There is still an obvious price divide between baseline electric cars and their ICE counterparts - and for that reason I would refrain from describing these cars as bread and butter models, but it is quite evident that we can expect all, if not most electric car models to share this characteristic of possessing high torque and power figures.
While our road conditions don’t necessarily allow for high speed driving all the time, healthy torque figures would definitely be useful in darting in and out of traffic on our roads. Plus, nobody ever complained about having too much power.
The typical modern family in Singapore is made up of 5 people. 2 parents, 2 kids, and a helper. Previously, that meant that a standard 5 seater car would have been quite tight - if you consider other elements like child seats, small middle seats, and the size of the transmission hump. As a result, in order for families with 5 people to travel comfortably, they typically resorted to MPVs - both compact and full size alike, as well as the occasional 7-seater SUV. However, that equation drastically changes with electric cars.
As it turned out, purpose built electric cars that were built as EVs from the ground up, rather than retrofitted onto the chassis of an ICE counterpart, tend to have fully flat floors in the back row. This means that these cars are actually properly equipped to carry 3 in the back, as opposed to the 2 + 1 setup found in most ICE 5 seaters. If you think about it then, a properly built EV could then have the ability to displace occasional 7-seaters like the 2 Series Gran Tourer and other rather squeezy 7 seater SUVs - and seat a family of 5 in comfort.
Due to the absence of an engine, there is usually also additional storage in the front, where the engine bay would typically be, making it even more practical than similarly sized ICE cars.

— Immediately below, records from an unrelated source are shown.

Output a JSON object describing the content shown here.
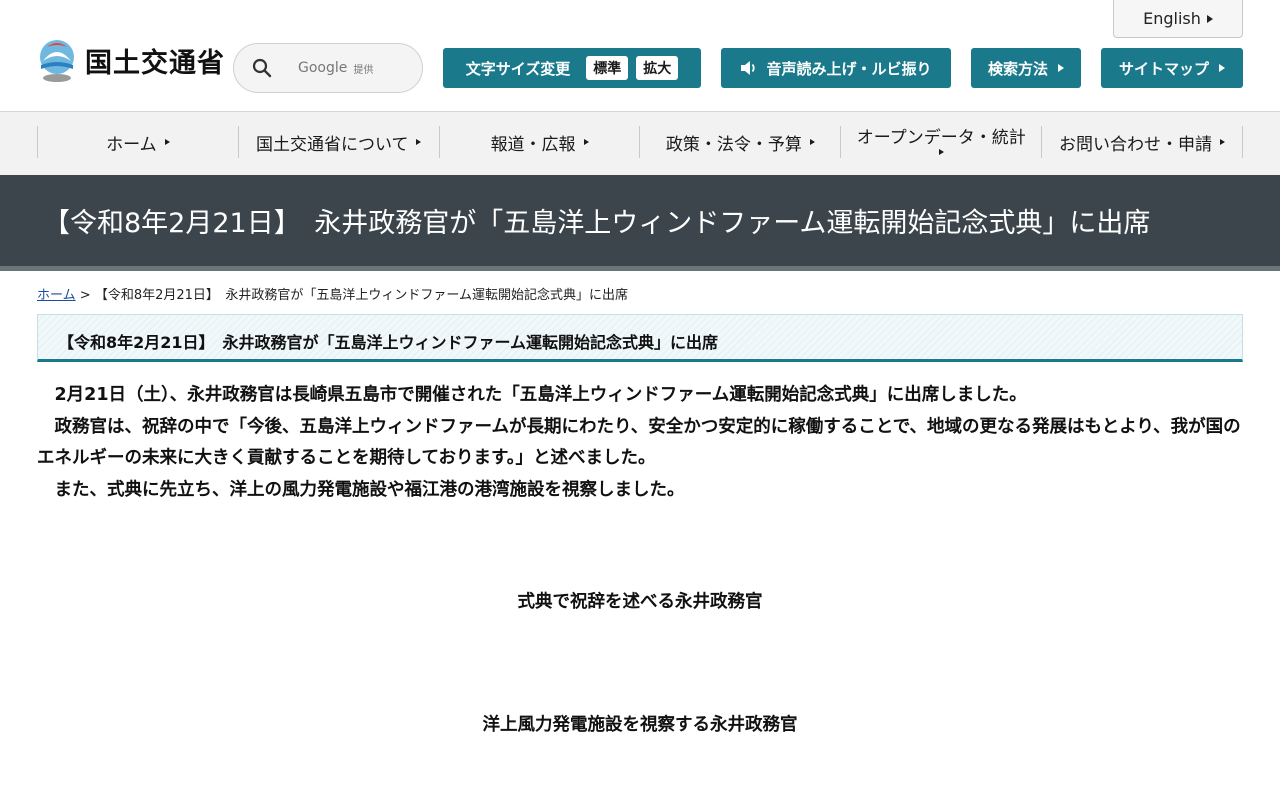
{
  "header": {
    "english_label": "English",
    "logo_text": "国土交通省",
    "search": {
      "provider": "Google",
      "provided_by": "提供"
    },
    "font_size": {
      "label": "文字サイズ変更",
      "standard": "標準",
      "large": "拡大"
    },
    "speech_label": "音声読み上げ・ルビ振り",
    "search_method_label": "検索方法",
    "sitemap_label": "サイトマップ",
    "accent_color": "#1a7a8c"
  },
  "nav": {
    "items": [
      {
        "label": "ホーム"
      },
      {
        "label": "国土交通省について"
      },
      {
        "label": "報道・広報"
      },
      {
        "label": "政策・法令・予算"
      },
      {
        "label": "オープンデータ・統計"
      },
      {
        "label": "お問い合わせ・申請"
      }
    ]
  },
  "banner": {
    "title": "【令和8年2月21日】　永井政務官が「五島洋上ウィンドファーム運転開始記念式典」に出席",
    "bg_color": "#3b454b"
  },
  "breadcrumb": {
    "home": "ホーム",
    "separator": ">",
    "current": "【令和8年2月21日】　永井政務官が「五島洋上ウィンドファーム運転開始記念式典」に出席"
  },
  "article": {
    "heading": "【令和8年2月21日】　永井政務官が「五島洋上ウィンドファーム運転開始記念式典」に出席",
    "paragraphs": [
      "　2月21日（土）、永井政務官は長崎県五島市で開催された「五島洋上ウィンドファーム運転開始記念式典」に出席しました。",
      "　政務官は、祝辞の中で「今後、五島洋上ウィンドファームが長期にわたり、安全かつ安定的に稼働することで、地域の更なる発展はもとより、我が国のエネルギーの未来に大きく貢献することを期待しております。」と述べました。",
      "　また、式典に先立ち、洋上の風力発電施設や福江港の港湾施設を視察しました。"
    ],
    "captions": [
      "式典で祝辞を述べる永井政務官",
      "洋上風力発電施設を視察する永井政務官"
    ]
  }
}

For the most part, EV usage in Singapore is still in its infancy, and we do not have solid data on the actual running costs of these EVs over a period of 5-10 years. In theory however, EVs should be a lot easier to maintain than ICE cars, especially with regard to issues normally associated with car age.
For example, in an EV, there would be no issues of engine oil leaks, gasket wear and tear, engine mounting wear and tear, transmission issues (an EV only has 1 gear), ignition coil burnout, spark plug replacements, transmission oil change, or any other issue related to moving part wear and tear from the engine or the transmission - which is a huge part of the car that now does not require any maintenance whatsoever. Potentially, the only problems would come from electrical issues (which already exist on highly computerised makes and models), the battery pack (which is normally supported by a manufacturer’s warranty), or the electric motor (which we do not have enough data as yet to fully understand).
Still, the signs are encouraging, and it does seem like EVs are set to be pretty maintenance free. From a probability standpoint - less parts, less chance of a malfunction, right?